Offshore Tax Shelters
Offshore tax shelter promoters claim that taxpayers will receive significant tax benefits and asset protection by establishing entities in the "tax havens" of the world. These shady promoters encourage unsuspecting individuals to assign income to offshore corporations or bank accounts in the Caribbean and other countries. The offshore money is retrieved by use of financial instruments, such as offshore credit and check cards, to avoid paying taxes. Unfortunately, many of these shelters are schemes that financially benefit the promoters, resulting in disastrous consequences, including huge civil, monetary, and criminal penalties.

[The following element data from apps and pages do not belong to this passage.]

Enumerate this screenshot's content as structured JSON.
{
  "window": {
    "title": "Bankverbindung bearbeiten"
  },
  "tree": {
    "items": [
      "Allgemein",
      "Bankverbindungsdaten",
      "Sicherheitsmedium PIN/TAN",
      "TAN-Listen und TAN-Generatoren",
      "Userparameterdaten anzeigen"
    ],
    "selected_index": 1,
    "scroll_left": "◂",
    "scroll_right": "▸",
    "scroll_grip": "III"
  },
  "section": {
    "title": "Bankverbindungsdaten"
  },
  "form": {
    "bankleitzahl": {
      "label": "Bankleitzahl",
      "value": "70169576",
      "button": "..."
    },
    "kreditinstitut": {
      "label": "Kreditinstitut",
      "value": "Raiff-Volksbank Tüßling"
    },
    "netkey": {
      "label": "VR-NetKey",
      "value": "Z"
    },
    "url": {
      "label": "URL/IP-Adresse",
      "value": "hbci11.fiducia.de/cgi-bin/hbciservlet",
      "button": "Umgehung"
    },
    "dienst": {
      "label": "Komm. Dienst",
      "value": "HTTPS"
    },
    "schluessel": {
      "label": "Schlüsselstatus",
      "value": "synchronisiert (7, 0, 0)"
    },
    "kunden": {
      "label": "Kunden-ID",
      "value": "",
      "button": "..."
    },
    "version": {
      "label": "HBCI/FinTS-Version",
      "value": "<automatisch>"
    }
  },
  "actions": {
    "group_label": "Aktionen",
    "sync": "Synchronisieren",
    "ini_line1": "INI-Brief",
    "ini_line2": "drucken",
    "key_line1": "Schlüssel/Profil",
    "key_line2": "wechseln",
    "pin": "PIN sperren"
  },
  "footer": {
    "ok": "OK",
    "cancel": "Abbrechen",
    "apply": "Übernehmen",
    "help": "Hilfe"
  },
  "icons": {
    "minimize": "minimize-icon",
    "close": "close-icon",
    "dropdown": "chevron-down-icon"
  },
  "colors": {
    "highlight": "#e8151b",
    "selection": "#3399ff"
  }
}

We have experience representing and advising individuals before the Internal Revenue Service and State, involved in offshore tax shelters. We can potentially mitigate exposure to criminal or civil penalties arising from involvement in an offshore scheme. We also advise taxpayers regarding potential liability in any offshore transaction.
Since these practice groups overlap in a number of areas, you may wish to read about our Offshore Tax Compliance Practice Group, and blog, for more information,

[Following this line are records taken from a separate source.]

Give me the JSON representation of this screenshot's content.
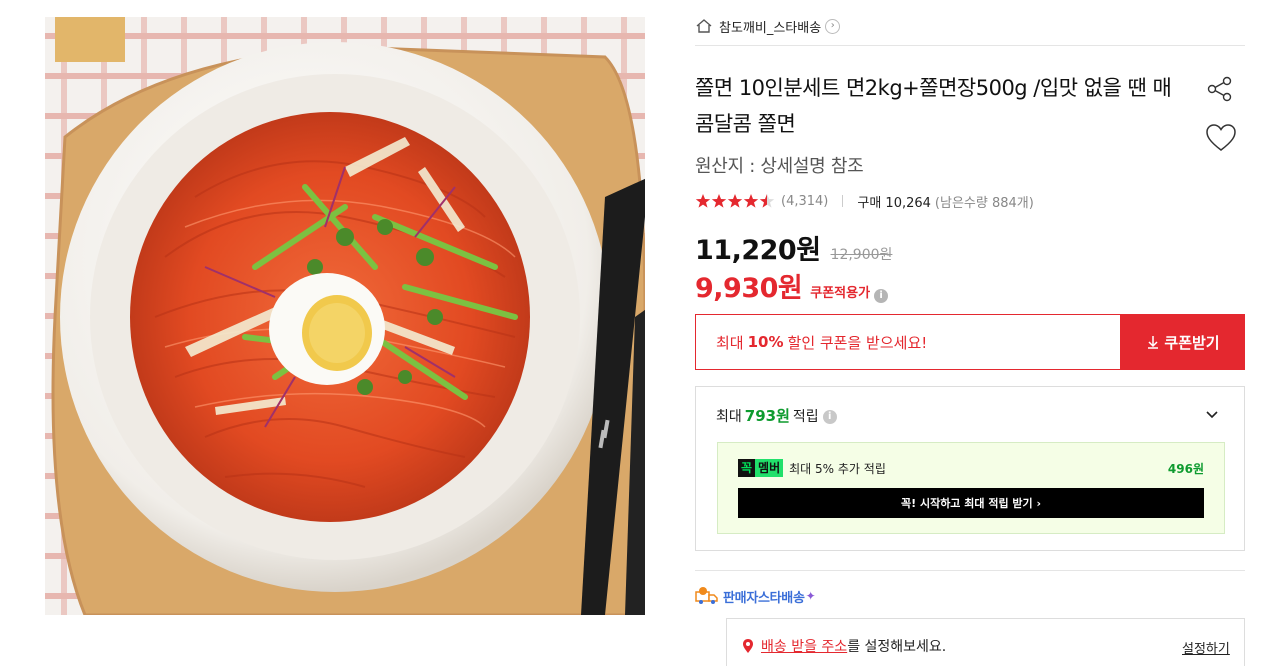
{
  "colors": {
    "accent_red": "#e4282f",
    "points_green": "#0e9b2f",
    "delivery_blue": "#3b6fd8",
    "member_bg": "#f5fee6"
  },
  "product_image": {
    "icon": "food-photo-naengmyeon-bowl"
  },
  "store": {
    "icon": "home-icon",
    "name": "참도깨비_스타배송",
    "chevron": "›"
  },
  "product": {
    "title": "쫄면 10인분세트 면2kg+쫄면장500g /입맛 없을 땐 매콤달콤 쫄면",
    "origin": "원산지 : 상세설명 참조",
    "rating": 4.5,
    "review_count": "(4,314)",
    "sold": "구매 10,264",
    "stock": "(남은수량 884개)"
  },
  "price": {
    "sale": "11,220원",
    "original": "12,900원",
    "coupon_price": "9,930원",
    "coupon_label": "쿠폰적용가",
    "info_glyph": "i"
  },
  "coupon": {
    "prefix": "최대",
    "percent": "10%",
    "suffix": "할인 쿠폰을 받으세요!",
    "button_label": "쿠폰받기"
  },
  "points": {
    "prefix": "최대",
    "amount": "793원",
    "suffix": "적립",
    "member_badge_1": "꼭",
    "member_badge_2": "멤버",
    "member_text": "최대 5% 추가 적립",
    "member_value": "496원",
    "member_button": "꼭! 시작하고 최대 적립 받기 ›"
  },
  "delivery": {
    "label": "판매자스타배송",
    "sparkle": "✦",
    "address_link": "배송 받을 주소",
    "address_suffix": "를 설정해보세요.",
    "set_link": "설정하기"
  }
}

Bank Secrecy Act
Passed in 1970, the Bank Secrecy Act (“BSA”) was the first set of laws specifically designed to combat money laundering. In fact, it is sometimes referred to as the “Anti-Money Laundering Law (“AML”)” or “BSA/AML.” The BSA has been amended over the years by the addition of other anti-money laundering laws such as the Patriot Act. The BSA requires business and financial institutions to keep records and/or file reports of certain transactions and activity. The records and reports are especially useful to government and law enforcement activities in detecting money laundering, tax evasion, terrorism and other criminal activities.

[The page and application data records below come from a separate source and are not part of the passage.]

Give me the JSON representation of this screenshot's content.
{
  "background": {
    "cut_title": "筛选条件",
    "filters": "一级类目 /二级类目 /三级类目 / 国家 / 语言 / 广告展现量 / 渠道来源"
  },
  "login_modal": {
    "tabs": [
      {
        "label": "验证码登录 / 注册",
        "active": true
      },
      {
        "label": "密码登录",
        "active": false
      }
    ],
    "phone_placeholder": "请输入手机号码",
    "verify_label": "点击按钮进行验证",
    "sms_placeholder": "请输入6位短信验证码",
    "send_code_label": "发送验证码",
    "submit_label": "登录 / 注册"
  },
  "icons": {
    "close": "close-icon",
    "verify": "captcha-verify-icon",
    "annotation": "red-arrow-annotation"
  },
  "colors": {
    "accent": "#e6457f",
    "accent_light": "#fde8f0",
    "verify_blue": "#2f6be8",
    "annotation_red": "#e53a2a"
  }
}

As a practical matter, the government knows everything that an individual does with a bank. The government requires banks to have sophisticated computer programs, which are monitored by experienced, knowledgeable professionals looking for any irregularity; whether the irregularity occurs in one branch of a bank, or different branches of a bank, or by multiple banks. Any illegal attempt will result in the bank reporting you and your transactions to the government, which can prosecute you for felony charges resulting in years of imprisonment and large monetary penalties.
Bank Reporting Requirements
The BSA institutes reporting and recording requirements for banks and other financial institutions in addition to mandates for reports or records from individuals and businesses. Every currency deposit, withdrawal, exchange, payment or transfer involving more than $10,000 must be reported on a Currency Transaction Report (“CTR”). While there are certain exemptions, such as transactions between banks, governmental agencies or entities on the NYSE, etc., the financial institution is still required to file a designation of exemption.
Banks must report any suspicious transactions or attempted transactions. A Suspicious Activity Report (“SAR”), found here, must be filed if one or several related transactions involve $5,000 in non-face to face transactions and $2,000 in face-to-face transactions, and the bank knows or believes that the transaction:
- Involves funds from illegal activities;
- Is intended to hide or disguise funds or assets from illegal activities in order to violate or evade any federal law or regulation or to avoid a transaction reporting requirement;
- Is designed to evade the regulations created under the BSA;
- Has no business or lawful purpose or is not the kind of transaction a particular customer normally engages in and, after looking at the background, facts, and possible purpose of the transaction, the bank cannot reasonably explain it.
Penalties for failing to Report Suspicious Acts
Financial Institutions are required to file reports of suspicious activity. A $25,000 fine, or the amount of the transaction (not to exceed $100,000), whichever is greater, will be imposed upon a bank that fails to file a CTR or SAR. Negligence on the part of a bank could cause it to be fined $500 for one violation or $50,000 for a pattern of negligence. Conversely, there is no penalty for reports that are not necessary.
Privacy rights diminish as concerns grow regarding money laundering and terrorism. In 1986, as part of the Money Laundering Control Act, Congress stated that a financial institution would not be held liable for the sharing of information relating to suspicious activity. Financial institutions report a client’s name, address, social security number, driver’s license number and more to the government. Any transaction of $10,000 or more will require that a customer’s information be shared. Also, the language of the regulation may make it necessary to report totally legal transactions of $5,000 or more because the transaction is not customary for the individual. The reports are filed with the Treasury Department’s Financial Crimes Enforcement Network and, thereafter, are available to the FBI, Secret Service, Customs Service, every U.S. Attorney’s Office and several other law enforcement agencies, which can access the reports without normal evidentiary requirements.